JP Morgan Chase said it will not be participating in programs that fall outside of the Treasury Department’s Home Affordable Modification Program, HAMP.
Bank of America could not be reached for comment, despite repeated attempts.
In addition to the lack of interest being shown by lenders, some experts are saying that some borrowers are a) showing very little interest at the moment; and b) flat out won’t qualify:
The government is estimating anywhere from 500,000 to 1.5 million homeowners could be helped by the new program. Analysts at Barclays Capital estimated last month that the refinancing program would only aid between 200,000 and 300,000 homeowners.
It stands to reason that this information has reached those in Washington and that’s likely why officials are planning to meet to discuss if this program is really the optimal solution to help the nation’s overwhelming number of underwater borrowers.
HSH has devised our own plan to help underwater borrowers. Unlike the FHA’s program, it doesn’t penalize lenders, and any cost that accrues to the government may lessen over time. Our plan is designed for homeowners like Sara Timmons who want to stay in their home for the long haul, and merely want the opportunity to take advantage of this low-rate environment:
“We don’t want to move out of our home,” [Timmons] said. “We bought a home to live in, not to invest in. But it’s hard to enjoy that when you’re always stressing about the money you’re putting into it.”
“I’m not trying to get something for nothing,” she said. “We just want something to give us a little bit of relief right now so we don’t feel like we’re struggling all the time … refinancing would be amazing.”
It’s likely going to be a while before we have another update on how the FHA Short Refinance plan is fairing.
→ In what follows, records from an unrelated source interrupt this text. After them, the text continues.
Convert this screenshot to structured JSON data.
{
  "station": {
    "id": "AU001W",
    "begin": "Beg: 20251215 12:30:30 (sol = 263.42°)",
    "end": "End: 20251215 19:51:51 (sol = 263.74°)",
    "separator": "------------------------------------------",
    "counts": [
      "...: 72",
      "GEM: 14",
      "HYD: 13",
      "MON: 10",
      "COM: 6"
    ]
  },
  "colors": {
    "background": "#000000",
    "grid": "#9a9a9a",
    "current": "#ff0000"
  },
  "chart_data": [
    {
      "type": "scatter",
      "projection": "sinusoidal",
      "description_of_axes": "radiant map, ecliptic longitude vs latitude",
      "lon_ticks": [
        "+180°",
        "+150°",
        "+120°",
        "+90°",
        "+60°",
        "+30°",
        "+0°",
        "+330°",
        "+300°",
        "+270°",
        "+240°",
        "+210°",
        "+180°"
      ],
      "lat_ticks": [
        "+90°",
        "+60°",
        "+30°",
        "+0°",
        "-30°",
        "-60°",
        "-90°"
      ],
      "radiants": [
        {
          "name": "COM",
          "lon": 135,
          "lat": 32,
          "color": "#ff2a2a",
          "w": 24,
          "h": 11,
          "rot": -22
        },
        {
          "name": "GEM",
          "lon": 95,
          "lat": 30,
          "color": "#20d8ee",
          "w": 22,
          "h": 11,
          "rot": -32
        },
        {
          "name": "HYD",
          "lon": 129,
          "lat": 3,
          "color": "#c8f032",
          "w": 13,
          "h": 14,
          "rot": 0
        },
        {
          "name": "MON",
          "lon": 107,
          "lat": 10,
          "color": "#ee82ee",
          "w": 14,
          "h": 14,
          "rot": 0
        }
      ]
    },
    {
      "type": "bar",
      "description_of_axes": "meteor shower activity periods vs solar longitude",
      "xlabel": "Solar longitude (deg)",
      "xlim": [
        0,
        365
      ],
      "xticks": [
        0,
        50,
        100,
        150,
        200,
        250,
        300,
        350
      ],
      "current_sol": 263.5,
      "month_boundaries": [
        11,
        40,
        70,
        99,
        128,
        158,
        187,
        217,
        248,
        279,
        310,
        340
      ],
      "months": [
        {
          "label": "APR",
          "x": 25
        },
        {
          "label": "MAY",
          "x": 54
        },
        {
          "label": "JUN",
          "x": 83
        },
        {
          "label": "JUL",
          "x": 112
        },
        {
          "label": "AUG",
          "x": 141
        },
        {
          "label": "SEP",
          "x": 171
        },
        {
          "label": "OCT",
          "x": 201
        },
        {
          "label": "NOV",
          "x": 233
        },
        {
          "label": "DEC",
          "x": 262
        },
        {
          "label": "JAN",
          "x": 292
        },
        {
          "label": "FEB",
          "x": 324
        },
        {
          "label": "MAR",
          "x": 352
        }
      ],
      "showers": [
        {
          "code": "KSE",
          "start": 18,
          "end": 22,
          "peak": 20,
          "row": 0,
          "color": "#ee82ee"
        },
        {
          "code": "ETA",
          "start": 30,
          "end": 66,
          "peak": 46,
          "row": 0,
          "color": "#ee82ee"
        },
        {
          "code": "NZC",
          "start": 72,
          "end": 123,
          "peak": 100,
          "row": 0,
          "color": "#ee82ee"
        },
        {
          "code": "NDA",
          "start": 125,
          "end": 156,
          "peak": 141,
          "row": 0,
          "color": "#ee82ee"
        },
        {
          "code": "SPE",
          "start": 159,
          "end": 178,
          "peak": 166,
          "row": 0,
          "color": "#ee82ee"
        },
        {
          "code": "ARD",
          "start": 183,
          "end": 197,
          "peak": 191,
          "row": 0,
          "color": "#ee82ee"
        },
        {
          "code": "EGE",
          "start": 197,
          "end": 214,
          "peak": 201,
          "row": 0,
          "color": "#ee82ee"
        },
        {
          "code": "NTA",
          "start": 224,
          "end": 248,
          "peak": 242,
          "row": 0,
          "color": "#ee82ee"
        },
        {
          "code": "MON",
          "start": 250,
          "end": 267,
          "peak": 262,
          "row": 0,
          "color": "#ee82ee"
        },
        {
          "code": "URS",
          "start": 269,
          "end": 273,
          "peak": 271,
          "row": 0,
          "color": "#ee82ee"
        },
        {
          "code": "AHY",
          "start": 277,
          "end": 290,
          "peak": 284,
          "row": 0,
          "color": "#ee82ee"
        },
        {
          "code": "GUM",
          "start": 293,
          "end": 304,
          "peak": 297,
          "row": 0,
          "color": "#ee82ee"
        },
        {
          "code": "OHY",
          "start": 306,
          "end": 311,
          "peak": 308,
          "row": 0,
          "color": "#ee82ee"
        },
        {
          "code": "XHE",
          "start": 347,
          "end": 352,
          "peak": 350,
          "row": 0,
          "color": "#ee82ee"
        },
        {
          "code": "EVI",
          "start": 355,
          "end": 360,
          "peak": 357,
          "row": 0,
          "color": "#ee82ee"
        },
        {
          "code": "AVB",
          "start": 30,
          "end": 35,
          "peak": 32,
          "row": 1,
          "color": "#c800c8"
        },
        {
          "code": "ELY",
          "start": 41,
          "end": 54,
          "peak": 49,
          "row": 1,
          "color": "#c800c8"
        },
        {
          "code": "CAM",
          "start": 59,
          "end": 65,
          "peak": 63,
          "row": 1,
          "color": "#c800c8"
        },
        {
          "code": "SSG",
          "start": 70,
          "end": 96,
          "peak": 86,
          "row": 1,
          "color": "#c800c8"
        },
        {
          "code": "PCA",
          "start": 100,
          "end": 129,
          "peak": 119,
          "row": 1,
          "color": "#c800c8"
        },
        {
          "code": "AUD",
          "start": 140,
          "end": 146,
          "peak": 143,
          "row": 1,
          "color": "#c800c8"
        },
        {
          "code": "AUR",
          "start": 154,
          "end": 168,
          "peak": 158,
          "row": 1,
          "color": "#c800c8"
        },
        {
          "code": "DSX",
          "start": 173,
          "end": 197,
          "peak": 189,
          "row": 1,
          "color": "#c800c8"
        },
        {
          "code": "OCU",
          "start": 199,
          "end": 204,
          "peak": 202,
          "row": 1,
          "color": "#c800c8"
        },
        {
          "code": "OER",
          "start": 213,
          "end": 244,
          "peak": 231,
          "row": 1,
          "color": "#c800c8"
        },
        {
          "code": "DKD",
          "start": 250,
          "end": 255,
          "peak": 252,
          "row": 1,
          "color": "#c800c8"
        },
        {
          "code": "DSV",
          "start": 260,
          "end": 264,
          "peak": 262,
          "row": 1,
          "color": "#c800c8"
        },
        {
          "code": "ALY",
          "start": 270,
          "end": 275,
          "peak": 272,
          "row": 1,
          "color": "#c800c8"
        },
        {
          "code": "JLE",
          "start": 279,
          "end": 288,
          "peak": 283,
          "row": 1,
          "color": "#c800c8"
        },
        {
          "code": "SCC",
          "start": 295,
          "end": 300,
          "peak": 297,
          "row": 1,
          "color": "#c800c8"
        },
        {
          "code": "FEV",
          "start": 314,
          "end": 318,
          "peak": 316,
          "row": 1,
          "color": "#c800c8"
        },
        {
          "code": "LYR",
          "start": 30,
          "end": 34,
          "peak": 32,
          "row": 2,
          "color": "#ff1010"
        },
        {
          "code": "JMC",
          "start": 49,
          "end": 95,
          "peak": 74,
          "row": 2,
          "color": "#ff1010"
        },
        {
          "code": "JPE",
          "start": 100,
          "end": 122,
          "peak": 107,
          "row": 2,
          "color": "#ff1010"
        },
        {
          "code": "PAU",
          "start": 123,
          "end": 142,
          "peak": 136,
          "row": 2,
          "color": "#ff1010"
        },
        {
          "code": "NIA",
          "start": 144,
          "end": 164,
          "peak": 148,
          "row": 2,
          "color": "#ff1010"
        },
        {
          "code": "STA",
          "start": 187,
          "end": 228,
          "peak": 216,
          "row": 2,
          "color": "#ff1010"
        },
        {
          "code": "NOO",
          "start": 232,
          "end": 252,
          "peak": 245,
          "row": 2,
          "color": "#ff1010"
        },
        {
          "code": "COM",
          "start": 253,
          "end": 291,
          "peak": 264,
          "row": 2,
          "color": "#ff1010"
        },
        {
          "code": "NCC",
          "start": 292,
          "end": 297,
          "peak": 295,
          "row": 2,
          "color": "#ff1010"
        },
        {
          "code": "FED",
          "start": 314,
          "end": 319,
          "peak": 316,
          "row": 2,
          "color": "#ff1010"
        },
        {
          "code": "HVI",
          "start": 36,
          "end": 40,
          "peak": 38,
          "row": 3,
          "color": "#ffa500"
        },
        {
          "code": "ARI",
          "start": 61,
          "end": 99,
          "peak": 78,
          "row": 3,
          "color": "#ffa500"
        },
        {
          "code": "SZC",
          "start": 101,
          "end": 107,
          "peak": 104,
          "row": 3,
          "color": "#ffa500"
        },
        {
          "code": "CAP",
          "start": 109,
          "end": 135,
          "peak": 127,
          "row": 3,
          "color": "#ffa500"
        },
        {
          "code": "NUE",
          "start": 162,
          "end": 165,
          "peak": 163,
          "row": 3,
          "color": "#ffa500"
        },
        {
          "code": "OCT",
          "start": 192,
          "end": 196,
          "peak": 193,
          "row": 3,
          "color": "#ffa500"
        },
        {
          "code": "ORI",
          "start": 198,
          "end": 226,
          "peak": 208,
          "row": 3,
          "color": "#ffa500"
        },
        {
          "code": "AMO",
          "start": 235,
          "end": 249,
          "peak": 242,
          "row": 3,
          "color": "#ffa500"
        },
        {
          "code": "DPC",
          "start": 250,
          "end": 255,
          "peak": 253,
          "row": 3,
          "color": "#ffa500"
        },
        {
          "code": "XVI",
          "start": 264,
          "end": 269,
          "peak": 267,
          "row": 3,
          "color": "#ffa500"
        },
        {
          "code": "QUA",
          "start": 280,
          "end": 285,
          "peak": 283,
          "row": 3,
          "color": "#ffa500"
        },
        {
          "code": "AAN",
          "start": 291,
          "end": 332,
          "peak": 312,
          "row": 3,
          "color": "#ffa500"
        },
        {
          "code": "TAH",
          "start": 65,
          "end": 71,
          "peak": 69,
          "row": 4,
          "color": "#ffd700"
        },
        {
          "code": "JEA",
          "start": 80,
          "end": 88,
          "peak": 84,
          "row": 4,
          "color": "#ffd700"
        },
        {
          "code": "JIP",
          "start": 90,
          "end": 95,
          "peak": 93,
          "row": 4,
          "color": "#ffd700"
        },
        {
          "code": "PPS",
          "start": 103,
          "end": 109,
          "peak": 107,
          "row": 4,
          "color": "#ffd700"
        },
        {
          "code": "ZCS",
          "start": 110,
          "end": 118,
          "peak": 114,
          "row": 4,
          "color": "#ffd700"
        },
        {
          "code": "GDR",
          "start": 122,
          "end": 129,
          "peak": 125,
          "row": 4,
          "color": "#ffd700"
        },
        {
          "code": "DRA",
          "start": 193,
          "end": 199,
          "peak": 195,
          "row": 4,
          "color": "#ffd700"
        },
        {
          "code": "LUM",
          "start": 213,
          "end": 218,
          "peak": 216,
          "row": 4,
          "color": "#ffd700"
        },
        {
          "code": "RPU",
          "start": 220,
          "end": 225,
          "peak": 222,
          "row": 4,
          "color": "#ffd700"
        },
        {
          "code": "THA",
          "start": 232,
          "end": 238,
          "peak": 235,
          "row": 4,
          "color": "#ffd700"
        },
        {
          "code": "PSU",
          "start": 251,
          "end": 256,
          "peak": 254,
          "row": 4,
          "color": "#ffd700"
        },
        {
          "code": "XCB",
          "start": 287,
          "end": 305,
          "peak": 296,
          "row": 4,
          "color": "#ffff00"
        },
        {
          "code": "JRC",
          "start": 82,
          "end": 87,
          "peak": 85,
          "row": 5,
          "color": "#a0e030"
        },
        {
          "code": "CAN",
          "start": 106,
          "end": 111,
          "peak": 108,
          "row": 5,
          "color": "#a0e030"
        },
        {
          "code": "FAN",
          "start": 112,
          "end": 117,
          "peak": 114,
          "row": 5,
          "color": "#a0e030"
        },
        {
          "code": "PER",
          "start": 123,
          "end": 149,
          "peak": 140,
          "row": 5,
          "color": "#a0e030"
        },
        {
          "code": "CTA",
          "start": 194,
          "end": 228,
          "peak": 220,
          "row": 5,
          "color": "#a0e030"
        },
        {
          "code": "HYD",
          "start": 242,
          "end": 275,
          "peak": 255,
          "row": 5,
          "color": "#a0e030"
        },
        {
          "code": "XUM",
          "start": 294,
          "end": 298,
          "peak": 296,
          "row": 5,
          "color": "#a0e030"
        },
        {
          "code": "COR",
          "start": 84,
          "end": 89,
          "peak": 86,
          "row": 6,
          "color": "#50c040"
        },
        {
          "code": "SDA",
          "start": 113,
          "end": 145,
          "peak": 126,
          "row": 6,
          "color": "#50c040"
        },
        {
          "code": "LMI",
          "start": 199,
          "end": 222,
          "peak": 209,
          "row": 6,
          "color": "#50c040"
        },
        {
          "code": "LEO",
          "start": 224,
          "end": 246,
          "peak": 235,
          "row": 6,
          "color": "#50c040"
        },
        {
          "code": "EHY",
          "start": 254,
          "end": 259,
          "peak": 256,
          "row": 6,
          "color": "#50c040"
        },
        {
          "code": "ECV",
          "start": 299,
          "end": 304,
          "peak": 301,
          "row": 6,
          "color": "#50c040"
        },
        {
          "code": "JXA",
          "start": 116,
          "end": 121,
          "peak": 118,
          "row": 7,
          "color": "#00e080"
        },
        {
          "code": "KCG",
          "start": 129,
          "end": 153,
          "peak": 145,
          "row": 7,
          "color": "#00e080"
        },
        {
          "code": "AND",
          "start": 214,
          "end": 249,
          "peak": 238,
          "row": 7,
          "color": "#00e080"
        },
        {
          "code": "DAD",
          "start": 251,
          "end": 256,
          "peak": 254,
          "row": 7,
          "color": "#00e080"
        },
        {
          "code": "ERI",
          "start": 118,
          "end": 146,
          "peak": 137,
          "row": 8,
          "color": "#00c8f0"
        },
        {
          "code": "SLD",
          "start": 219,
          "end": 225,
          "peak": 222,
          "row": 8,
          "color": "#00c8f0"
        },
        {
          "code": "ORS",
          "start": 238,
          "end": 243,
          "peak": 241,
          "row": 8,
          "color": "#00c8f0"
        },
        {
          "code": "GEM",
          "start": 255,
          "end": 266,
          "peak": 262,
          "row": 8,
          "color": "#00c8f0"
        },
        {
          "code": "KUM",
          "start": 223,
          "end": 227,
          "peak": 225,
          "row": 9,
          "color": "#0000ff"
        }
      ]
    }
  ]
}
Hopefully, we’ll have an update for you sooner if officials meet today to discuss any change in the strategy for helping the nation’s underwater borrowers.